Records from a collection

▬▬▬▬▬▬

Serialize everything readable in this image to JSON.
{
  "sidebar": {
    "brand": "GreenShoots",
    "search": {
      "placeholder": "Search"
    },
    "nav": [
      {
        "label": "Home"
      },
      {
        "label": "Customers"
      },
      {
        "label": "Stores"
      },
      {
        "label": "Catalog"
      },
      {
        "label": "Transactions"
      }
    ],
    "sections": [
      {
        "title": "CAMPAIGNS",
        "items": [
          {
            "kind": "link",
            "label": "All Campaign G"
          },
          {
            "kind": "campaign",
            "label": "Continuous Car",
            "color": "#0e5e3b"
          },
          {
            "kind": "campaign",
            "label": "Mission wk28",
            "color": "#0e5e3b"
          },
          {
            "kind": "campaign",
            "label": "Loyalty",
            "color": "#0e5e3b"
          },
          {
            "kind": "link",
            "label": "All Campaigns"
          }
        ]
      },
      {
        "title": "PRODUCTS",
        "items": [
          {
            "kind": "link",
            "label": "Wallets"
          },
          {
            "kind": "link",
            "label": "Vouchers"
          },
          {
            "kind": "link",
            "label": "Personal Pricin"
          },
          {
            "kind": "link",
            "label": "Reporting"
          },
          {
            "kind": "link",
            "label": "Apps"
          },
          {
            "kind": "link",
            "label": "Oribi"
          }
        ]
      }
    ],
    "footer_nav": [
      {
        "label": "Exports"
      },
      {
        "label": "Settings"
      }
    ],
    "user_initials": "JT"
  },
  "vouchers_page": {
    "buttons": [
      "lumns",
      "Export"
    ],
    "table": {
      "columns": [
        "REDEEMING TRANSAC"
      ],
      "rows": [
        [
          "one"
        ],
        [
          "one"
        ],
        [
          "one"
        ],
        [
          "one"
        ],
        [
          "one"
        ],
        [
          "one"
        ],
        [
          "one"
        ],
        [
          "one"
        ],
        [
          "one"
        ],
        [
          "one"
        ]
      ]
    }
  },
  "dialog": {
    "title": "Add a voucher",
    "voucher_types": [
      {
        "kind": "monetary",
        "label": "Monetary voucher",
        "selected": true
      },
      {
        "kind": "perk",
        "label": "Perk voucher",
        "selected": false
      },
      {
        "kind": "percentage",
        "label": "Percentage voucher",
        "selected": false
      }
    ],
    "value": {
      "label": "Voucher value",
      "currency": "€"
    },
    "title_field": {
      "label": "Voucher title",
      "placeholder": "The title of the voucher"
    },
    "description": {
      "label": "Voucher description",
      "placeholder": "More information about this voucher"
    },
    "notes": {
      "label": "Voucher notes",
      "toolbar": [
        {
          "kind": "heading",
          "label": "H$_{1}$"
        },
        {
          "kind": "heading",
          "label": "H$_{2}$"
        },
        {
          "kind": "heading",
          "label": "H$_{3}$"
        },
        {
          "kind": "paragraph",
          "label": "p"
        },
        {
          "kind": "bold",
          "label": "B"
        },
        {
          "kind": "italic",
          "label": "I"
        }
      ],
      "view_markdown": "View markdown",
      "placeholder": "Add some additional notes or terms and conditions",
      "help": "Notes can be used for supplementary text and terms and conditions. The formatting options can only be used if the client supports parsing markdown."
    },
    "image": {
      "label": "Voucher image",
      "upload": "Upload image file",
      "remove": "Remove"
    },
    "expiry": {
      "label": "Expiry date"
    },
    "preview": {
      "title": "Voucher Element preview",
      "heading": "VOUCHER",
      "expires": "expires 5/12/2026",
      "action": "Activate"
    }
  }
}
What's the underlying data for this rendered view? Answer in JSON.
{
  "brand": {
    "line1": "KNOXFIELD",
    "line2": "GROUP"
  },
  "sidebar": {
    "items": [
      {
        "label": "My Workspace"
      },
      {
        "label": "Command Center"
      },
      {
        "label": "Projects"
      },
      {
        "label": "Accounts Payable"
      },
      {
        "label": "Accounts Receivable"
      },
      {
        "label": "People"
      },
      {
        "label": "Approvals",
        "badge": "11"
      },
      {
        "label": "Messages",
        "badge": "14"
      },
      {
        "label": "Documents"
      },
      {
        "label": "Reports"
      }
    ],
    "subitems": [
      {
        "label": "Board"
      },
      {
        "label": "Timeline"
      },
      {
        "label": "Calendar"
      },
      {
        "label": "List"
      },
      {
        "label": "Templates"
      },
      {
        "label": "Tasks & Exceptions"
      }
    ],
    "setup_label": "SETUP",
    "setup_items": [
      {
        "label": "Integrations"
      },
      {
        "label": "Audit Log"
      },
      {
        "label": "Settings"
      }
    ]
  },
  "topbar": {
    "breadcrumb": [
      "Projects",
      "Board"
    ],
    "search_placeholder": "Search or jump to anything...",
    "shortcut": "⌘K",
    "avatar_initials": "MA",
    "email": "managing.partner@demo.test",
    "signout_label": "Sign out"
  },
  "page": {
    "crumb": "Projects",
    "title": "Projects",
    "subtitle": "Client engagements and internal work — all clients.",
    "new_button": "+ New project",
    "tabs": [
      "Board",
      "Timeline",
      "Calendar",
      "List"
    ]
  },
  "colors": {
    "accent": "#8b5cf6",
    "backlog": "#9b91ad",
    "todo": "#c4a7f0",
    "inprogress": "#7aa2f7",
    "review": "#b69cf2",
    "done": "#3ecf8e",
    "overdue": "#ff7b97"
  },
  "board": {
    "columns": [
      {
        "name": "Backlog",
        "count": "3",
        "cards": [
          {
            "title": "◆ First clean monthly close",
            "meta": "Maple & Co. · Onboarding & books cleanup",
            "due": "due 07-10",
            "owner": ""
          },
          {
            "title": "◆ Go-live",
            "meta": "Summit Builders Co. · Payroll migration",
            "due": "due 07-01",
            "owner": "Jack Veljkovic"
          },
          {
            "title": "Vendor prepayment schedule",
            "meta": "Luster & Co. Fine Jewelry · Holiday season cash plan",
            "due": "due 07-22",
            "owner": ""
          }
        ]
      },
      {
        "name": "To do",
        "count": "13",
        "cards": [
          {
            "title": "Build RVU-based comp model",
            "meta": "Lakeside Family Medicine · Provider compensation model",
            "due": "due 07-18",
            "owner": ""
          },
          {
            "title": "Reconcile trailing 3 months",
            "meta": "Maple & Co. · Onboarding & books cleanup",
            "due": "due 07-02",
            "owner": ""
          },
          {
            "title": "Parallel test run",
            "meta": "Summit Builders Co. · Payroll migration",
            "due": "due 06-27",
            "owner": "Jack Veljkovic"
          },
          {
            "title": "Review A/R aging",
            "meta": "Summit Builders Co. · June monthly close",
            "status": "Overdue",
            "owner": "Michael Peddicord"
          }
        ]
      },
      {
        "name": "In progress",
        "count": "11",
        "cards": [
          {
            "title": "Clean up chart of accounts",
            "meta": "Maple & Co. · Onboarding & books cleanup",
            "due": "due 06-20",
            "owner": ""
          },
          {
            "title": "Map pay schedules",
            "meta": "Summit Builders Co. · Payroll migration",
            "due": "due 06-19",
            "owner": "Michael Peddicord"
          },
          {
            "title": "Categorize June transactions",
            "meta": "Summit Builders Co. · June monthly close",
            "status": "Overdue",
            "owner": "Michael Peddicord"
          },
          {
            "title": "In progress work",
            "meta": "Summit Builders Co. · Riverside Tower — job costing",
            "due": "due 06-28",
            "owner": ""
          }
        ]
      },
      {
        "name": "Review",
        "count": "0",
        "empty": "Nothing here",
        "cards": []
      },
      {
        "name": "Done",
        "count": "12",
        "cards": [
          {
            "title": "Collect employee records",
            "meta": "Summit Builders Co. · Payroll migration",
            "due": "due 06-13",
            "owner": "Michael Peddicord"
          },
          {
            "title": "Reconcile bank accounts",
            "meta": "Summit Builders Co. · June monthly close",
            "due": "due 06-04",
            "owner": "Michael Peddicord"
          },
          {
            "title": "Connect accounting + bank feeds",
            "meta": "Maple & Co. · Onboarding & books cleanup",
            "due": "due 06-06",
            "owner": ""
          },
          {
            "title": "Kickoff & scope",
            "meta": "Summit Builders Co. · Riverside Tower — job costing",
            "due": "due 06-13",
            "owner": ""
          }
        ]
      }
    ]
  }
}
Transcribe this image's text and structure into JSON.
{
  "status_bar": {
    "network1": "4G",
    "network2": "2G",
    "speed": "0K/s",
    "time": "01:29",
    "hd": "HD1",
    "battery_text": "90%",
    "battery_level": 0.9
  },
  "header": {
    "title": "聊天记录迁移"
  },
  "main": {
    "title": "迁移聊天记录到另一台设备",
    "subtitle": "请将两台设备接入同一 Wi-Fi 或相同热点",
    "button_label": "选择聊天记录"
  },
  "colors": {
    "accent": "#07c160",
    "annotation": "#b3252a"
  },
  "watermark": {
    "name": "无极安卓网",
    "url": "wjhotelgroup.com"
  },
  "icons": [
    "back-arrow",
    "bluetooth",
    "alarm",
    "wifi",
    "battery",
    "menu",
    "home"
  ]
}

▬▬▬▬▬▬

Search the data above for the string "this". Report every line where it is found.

Serialize everything readable in this image to JSON.
      "placeholder": "More information about this voucher"
What's the underlying data for this rendered view? Answer in JSON.
Transcribe this image's text and structure into JSON.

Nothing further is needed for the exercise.